Articles | Volume 15, issue 1
01 Nov 1964
 | 01 Nov 1964

Zur Pollenanalyse von Lössen: Untersuchungen der Lößprofile von Oberfellabrunn und Stillfried (Niederösterreich)

Burkhard Frenzel

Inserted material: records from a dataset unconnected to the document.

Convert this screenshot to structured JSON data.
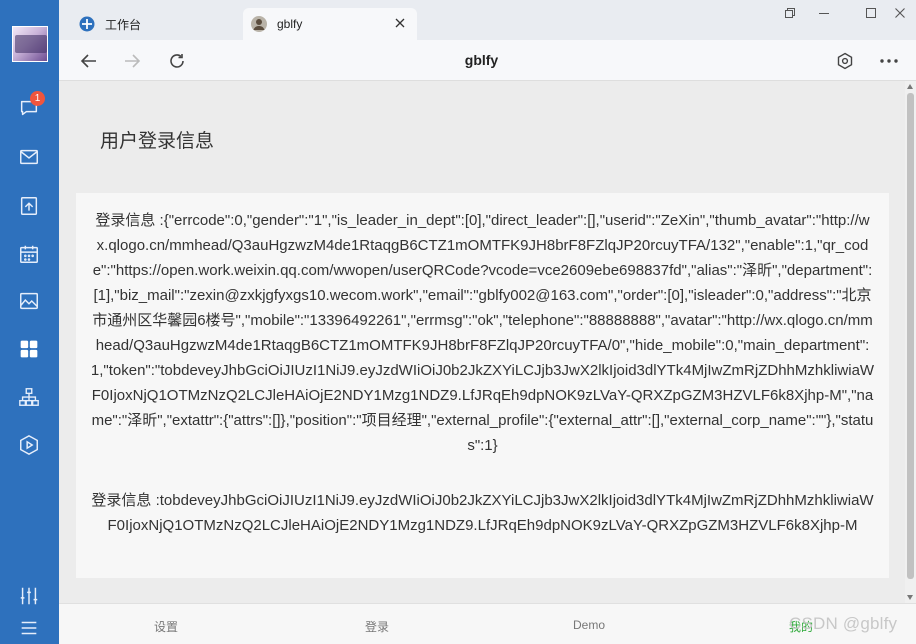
{
  "sidebar": {
    "avatar": "user-avatar",
    "message_badge": "1",
    "items": [
      {
        "icon": "chat-icon"
      },
      {
        "icon": "mail-icon"
      },
      {
        "icon": "document-icon"
      },
      {
        "icon": "calendar-icon"
      },
      {
        "icon": "image-icon"
      },
      {
        "icon": "apps-grid-icon"
      },
      {
        "icon": "org-chart-icon"
      },
      {
        "icon": "play-hexagon-icon"
      }
    ],
    "bottom_items": [
      {
        "icon": "sliders-icon"
      },
      {
        "icon": "menu-icon"
      }
    ],
    "color": "#2e71bd"
  },
  "tabs": [
    {
      "label": "工作台",
      "icon": "workbench-icon"
    },
    {
      "label": "gblfy",
      "icon": "profile-photo-icon",
      "active": true
    }
  ],
  "window_controls": [
    "restore-icon",
    "minimize-icon",
    "maximize-icon",
    "close-icon"
  ],
  "navbar": {
    "title": "gblfy"
  },
  "content": {
    "heading": "用户登录信息",
    "info_text": "登录信息 :{\"errcode\":0,\"gender\":\"1\",\"is_leader_in_dept\":[0],\"direct_leader\":[],\"userid\":\"ZeXin\",\"thumb_avatar\":\"http://wx.qlogo.cn/mmhead/Q3auHgzwzM4de1RtaqgB6CTZ1mOMTFK9JH8brF8FZlqJP20rcuyTFA/132\",\"enable\":1,\"qr_code\":\"https://open.work.weixin.qq.com/wwopen/userQRCode?vcode=vce2609ebe698837fd\",\"alias\":\"泽昕\",\"department\":[1],\"biz_mail\":\"zexin@zxkjgfyxgs10.wecom.work\",\"email\":\"gblfy002@163.com\",\"order\":[0],\"isleader\":0,\"address\":\"北京市通州区华馨园6楼号\",\"mobile\":\"13396492261\",\"errmsg\":\"ok\",\"telephone\":\"88888888\",\"avatar\":\"http://wx.qlogo.cn/mmhead/Q3auHgzwzM4de1RtaqgB6CTZ1mOMTFK9JH8brF8FZlqJP20rcuyTFA/0\",\"hide_mobile\":0,\"main_department\":1,\"token\":\"tobdeveyJhbGciOiJIUzI1NiJ9.eyJzdWIiOiJ0b2JkZXYiLCJjb3JwX2lkIjoid3dlYTk4MjIwZmRjZDhhMzhkliwiaWF0IjoxNjQ1OTMzNzQ2LCJleHAiOjE2NDY1Mzg1NDZ9.LfJRqEh9dpNOK9zLVaY-QRXZpGZM3HZVLF6k8Xjhp-M\",\"name\":\"泽昕\",\"extattr\":{\"attrs\":[]},\"position\":\"项目经理\",\"external_profile\":{\"external_attr\":[],\"external_corp_name\":\"\"},\"status\":1}",
    "token_text": "登录信息 :tobdeveyJhbGciOiJIUzI1NiJ9.eyJzdWIiOiJ0b2JkZXYiLCJjb3JwX2lkIjoid3dlYTk4MjIwZmRjZDhhMzhkliwiaWF0IjoxNjQ1OTMzNzQ2LCJleHAiOjE2NDY1Mzg1NDZ9.LfJRqEh9dpNOK9zLVaY-QRXZpGZM3HZVLF6k8Xjhp-M"
  },
  "bottom_tabs": [
    {
      "label": "设置"
    },
    {
      "label": "登录"
    },
    {
      "label": "Demo"
    },
    {
      "label": "我的",
      "active": true
    }
  ],
  "watermark": "CSDN @gblfy",
  "accent_color": "#2faa3a"
}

Abstract. A method for pollenanalytical investigations of loesses is described. If several sources of error are duely taken into consideration, this method is successful in the reconstruction of the vegetation history of those phases of pleniglacial times, during which the thick loess layers were accumulated. The method can be employed in pollenanalytical investigations of weathered and unweathered loesses, with the exception of redeposited loesses. It can be shown that the famous sequence of fossil soils at Oberfellabrunn, known as the soils of the "Fellabrunner Komplex" („Stillfried A"), which is sometimes held to be the equivalent of the "Göttweig Interstadial", must be divided into the brown loamy soil at the base of the sequence, which was formed during the Eemian Interglacial, and into the younger humic layers, which developed during the Interstadials of Amersfoort and Brørup. The amelioration of climate during the "Stillfried B-Interstadial" (perhaps equivalent of the "Paudorf Interstadial"?) was strong enough to enable local subalpine conifer forests and riverine broad-leaved forests to spread along the rivers and other suitable places within the still dominant steppe formations on the drier loess plateaus. The loess layers of the Riss and Würm glaciations have been accumulated within the eastern Dart of Niederösterreich in different steppe communities, which can be described at best as belonging to the Gramineae steppe formation, rich in herbaceous plants. Sometimes there occurred plants of recent tundra-communities in the loess steppe: but real tundras did not exist at that time in Niederösterreich. This holds true most of all for the last period of loess accumulation after the Stillfried B-Interstadial. When being compared with pollen spectra of surface samples of recent tundra, steppe and semidesert plant communities, it becomes evident, that the open vegetation, thriving during the last glaciation in vast regions of Northern Eurasia cannot be described in terms of modern plant associations.